Front Page Titles (by Subject) LXXXVI: TO E. KINNERSLEY, AT BOSTON - The Works of Benjamin Franklin, Vol. II Letters and Misc. Writings 1735-1753
Return to Title Page for The Works of Benjamin Franklin, Vol. II Letters and Misc. Writings 1735-1753
The Online Library of Liberty
A project of Liberty Fund, Inc.
LXXXVI: TO E. KINNERSLEY, AT BOSTON - Benjamin Franklin, The Works of Benjamin Franklin, Vol. II Letters and Misc. Writings 1735-1753 
The Works of Benjamin Franklin, including the Private as well as the Official and Scientific Correspondence, together with the Unmutilated and Correct Version of the Autobiography, compiled and edited by John Bigelow (New York: G.P. Putnam’s Sons, 1904). The Federal Edition in 12 volumes. Vol. II (Letters and Misc. Writings 1735-1753).
About Liberty Fund:
The text is in the public domain.
Fair use statement:
TO E. KINNERSLEY, AT BOSTON
Philadelphia, 16 March, 1752.
Having brought your brimstone globe to work, I tried one of the experiments you proposed, and was agreeably surprised to find that the glass globe being at one end of the conductor, and the sulphur globe at the other end, both globes in motion, no spark could be obtained from the conductor, unless when one globe turned slower, or was not in so good order as the other; and then the spark was only in proportion to the difference, so that turning equally, or turning that slowest which worked best, would again bring the conductor to afford no spark.
I found also that the wire of a phial charged by the glass globe, attracted a cork ball that had touched the wire of a phial charged by the brimstone globe, and vice versâ, so that the cork continued to play between the two phials, just as when one phial was charged through the wire, the other through the coating, by the glass globe alone. And two phials charged, the one by the brimstone globe, the other by the glass globe, would be both discharged by bringing their wires together, and shock the person holding the phials.

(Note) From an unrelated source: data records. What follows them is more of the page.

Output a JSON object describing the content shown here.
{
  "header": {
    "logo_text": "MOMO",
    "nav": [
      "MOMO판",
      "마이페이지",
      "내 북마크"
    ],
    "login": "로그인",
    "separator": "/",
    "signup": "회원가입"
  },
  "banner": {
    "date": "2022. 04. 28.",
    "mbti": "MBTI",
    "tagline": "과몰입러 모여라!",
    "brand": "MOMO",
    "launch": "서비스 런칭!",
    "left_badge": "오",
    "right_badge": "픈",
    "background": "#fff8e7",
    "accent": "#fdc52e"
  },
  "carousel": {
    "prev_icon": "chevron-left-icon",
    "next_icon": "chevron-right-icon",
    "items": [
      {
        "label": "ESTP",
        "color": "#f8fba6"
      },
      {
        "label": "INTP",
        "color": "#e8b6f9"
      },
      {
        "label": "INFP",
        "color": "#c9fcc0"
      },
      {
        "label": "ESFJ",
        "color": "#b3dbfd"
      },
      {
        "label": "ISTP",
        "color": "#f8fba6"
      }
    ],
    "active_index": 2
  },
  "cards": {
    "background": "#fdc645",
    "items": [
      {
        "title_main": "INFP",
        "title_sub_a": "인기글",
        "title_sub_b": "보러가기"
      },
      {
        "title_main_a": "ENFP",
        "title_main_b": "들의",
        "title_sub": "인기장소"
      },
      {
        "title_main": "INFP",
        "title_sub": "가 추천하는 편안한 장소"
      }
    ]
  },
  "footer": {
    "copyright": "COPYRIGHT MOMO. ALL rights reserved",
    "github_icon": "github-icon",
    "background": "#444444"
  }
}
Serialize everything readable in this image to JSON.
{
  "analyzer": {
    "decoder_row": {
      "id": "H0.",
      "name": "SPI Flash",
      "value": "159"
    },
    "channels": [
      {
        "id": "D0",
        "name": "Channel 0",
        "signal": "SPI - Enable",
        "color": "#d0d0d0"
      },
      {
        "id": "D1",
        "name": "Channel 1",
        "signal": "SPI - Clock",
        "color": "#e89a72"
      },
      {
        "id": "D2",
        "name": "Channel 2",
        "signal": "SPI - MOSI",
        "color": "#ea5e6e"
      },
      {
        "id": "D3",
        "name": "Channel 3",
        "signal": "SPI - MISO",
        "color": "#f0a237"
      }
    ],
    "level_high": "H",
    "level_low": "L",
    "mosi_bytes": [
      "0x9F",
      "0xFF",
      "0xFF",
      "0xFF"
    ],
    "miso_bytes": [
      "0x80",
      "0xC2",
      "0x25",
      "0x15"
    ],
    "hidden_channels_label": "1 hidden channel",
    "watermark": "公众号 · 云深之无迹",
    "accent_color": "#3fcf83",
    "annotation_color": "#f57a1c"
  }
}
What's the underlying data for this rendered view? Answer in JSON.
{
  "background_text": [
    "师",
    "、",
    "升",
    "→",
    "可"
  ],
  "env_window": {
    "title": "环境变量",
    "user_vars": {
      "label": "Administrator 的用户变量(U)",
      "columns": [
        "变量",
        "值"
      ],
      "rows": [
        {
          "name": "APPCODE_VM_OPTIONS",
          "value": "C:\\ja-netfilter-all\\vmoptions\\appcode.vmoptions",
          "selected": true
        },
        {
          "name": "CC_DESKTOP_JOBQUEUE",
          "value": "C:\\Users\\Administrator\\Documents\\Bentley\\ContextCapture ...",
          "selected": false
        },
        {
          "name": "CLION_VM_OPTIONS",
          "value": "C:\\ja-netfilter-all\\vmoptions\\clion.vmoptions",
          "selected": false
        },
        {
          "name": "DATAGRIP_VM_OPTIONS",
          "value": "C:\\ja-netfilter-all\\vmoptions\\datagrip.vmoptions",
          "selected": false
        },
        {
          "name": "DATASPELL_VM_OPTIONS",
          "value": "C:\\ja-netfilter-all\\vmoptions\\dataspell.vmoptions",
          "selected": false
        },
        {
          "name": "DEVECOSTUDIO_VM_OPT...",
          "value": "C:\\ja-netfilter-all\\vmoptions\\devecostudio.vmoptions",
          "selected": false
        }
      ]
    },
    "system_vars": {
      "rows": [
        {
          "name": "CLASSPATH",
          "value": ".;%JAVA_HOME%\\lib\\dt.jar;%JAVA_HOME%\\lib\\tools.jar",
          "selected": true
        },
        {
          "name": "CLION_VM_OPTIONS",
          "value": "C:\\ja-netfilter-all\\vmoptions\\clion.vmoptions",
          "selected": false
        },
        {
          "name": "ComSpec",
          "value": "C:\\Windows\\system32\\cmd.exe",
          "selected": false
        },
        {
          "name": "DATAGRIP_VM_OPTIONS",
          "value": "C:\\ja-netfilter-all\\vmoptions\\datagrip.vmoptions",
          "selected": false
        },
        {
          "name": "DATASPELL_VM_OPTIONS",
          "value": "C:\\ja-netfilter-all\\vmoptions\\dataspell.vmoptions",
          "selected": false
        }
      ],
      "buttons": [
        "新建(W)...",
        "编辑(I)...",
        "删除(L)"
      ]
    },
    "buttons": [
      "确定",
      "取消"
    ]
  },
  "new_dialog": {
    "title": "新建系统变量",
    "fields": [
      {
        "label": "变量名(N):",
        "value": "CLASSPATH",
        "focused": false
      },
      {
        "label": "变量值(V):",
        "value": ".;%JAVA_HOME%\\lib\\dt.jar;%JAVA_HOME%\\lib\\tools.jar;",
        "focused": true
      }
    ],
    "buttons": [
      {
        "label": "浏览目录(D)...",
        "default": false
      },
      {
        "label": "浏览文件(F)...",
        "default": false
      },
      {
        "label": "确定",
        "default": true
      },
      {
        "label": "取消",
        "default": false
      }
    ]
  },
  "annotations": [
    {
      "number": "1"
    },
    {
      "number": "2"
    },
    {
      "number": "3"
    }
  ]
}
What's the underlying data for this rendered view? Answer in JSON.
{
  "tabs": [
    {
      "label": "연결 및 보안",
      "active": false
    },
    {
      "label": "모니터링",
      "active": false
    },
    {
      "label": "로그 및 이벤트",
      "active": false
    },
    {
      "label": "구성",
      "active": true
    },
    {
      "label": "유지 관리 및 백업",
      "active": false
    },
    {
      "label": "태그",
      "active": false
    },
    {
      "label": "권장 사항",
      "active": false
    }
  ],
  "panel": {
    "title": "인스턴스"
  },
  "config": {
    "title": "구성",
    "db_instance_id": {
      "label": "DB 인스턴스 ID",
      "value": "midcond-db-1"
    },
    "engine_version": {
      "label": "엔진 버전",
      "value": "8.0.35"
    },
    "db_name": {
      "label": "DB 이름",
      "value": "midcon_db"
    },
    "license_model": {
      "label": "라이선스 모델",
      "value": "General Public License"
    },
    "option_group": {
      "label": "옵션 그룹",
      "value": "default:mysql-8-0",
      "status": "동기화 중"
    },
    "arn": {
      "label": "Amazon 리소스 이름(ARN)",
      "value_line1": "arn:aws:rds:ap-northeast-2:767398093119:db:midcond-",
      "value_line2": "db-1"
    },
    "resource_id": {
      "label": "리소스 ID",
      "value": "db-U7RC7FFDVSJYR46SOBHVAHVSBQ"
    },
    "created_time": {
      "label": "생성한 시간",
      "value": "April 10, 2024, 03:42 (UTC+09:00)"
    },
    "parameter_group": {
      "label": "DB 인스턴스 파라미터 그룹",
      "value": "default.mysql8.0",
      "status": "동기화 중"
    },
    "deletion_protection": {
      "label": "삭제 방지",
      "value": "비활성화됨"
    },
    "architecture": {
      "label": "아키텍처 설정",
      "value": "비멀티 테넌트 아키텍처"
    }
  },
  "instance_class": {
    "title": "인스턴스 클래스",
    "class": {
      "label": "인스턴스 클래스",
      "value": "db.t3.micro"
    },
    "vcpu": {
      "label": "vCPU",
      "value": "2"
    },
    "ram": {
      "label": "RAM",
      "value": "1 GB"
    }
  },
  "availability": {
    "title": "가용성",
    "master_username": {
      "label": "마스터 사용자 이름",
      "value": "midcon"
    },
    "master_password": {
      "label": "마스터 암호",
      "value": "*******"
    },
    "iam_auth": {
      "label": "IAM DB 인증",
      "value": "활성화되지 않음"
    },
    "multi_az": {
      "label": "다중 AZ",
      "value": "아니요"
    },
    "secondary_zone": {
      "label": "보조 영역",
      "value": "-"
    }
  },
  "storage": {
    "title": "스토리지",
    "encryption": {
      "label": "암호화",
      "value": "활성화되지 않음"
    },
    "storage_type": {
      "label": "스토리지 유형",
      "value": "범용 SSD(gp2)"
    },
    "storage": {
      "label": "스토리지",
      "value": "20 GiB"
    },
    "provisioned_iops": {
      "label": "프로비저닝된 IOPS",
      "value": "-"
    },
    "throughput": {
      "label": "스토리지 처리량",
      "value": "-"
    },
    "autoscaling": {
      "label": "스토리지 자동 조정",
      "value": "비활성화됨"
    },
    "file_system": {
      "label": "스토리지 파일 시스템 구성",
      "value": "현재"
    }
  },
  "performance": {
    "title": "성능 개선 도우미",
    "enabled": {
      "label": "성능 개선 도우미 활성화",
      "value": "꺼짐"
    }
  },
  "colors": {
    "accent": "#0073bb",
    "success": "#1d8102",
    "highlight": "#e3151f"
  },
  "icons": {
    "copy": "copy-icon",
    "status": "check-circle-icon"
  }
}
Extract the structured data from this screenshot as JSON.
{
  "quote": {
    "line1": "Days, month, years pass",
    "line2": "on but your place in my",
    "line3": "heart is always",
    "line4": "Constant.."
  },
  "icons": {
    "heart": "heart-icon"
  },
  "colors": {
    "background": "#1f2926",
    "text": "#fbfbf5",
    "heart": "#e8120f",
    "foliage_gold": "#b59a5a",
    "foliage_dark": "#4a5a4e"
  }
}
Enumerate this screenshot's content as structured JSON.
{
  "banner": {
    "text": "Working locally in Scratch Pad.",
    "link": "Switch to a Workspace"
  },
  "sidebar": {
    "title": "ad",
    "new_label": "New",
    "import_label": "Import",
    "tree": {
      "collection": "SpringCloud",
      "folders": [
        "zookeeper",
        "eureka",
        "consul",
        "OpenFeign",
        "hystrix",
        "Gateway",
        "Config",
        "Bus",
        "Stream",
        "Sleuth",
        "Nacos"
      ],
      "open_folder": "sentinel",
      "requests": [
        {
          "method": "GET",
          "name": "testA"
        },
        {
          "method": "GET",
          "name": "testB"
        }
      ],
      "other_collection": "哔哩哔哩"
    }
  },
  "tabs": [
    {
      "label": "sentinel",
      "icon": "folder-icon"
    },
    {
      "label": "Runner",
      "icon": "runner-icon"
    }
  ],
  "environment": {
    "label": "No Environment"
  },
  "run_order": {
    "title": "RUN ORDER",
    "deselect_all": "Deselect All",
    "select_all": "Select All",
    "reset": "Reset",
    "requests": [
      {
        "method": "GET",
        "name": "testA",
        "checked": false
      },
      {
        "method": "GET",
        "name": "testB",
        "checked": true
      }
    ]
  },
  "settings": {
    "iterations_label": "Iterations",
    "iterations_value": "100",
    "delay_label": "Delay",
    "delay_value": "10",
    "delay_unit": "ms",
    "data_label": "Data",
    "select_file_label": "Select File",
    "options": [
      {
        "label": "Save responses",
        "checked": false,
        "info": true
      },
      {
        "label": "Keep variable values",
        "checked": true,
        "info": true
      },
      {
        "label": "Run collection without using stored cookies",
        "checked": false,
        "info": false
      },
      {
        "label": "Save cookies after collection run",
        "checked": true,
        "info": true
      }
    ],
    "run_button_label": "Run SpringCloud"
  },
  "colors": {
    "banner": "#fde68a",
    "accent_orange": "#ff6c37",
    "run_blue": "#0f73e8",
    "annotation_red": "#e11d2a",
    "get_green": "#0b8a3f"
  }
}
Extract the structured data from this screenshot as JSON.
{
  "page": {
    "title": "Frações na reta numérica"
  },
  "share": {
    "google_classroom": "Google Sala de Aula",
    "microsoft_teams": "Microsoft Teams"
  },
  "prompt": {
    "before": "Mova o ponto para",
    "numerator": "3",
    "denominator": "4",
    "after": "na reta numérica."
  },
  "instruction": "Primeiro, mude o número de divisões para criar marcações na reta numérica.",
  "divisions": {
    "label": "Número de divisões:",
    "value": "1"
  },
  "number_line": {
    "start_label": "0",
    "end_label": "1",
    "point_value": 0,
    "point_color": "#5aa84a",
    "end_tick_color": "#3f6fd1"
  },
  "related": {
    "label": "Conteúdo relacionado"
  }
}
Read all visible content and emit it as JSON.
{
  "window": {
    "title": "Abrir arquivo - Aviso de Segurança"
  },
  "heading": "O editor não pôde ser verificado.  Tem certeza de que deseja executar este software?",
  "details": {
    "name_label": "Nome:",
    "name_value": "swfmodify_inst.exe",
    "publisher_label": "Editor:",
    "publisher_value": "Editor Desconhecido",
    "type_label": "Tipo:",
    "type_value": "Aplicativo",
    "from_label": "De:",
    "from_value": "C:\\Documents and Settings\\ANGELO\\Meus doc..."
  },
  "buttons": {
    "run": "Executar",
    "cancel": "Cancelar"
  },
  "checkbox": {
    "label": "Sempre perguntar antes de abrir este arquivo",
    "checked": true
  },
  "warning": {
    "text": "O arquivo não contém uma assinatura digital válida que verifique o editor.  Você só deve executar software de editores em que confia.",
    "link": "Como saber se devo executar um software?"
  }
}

From these experiments one may be certain that your second, third, and fourth proposed experiments would succeed exactly as you suppose, though I have not tried them, wanting time. I imagine it is the glass globe that charges positively, and the sulphur negatively, for these reasons. 1. Though the sulphur globe seems to work equally well with the glass one, yet it can never occasion so large and distant a spark between my knuckle and the conductor, when the sulphur one is working, as when the glass one is used; which, I suppose, is occasioned by this, that bodies of a certain bigness cannot so easily part with a quantity of electrical fluid they have and hold attracted within their substance, as they can receive an additional quantity upon their surface by way of atmosphere. Therefore so much cannot be drawn out of the conductor, as can be thrown on it. 2. I observe that the stream or brush of fire appearing at the end of a wire connected with the conductor, is long, large, and much diverging, when the glass globe is used, and makes a snapping (or rattling) noise; but when the sulphur one is used, it is short, small, and makes a hissing noise; and just the reverse of both happens, when you hold the same wire in your hand, and the globes are worked alternately: the brush is large, long, diverging, and snapping (or rattling), when the sulphur globe is turned; short, small, and hissing, when the glass globe is turned. When the brush is long, large, and much diverging, the body to which it joins seems to me to be throwing the fire out; and when the contrary appears, it seems to be drinking in. 3. I observe that when I hold my knuckle before the sulphur globe, while turning, the stream of fire between my knuckle and the globe seems to spread on its surface, as if it flowed from the finger; on the glass globe it is otherwise. The cool wind (or what was called so), that we used to feel as coming from an electrified point, is, I think, more sensible when the glass globe is used, than when the sulphur one. But these are hasty thoughts. As to your fifth paradox, it must likewise be true, if the globes are alternately worked; but, if worked together, the fire will neither come up nor go down by the chain, because one globe will drink it as fast as the other produces it.
I should be glad to know whether the effects would be contrary, if the glass globe is solid, and the sulphur globe is hollow; but I have no means at present of trying.
In your journeys, your glass globes meet with accidents, and sulphur ones are heavy and inconvenient. Query. Would not a thin plane of brimstone, cast on a board, serve on occasion as a cushion, while a globe of leather stuffed (properly mounted) might receive the fire from the sulphur, and charge the conductor positively? Such a globe would be in no danger of breaking.1 I think I can conceive how it may be done; but have not time to add more than that I am,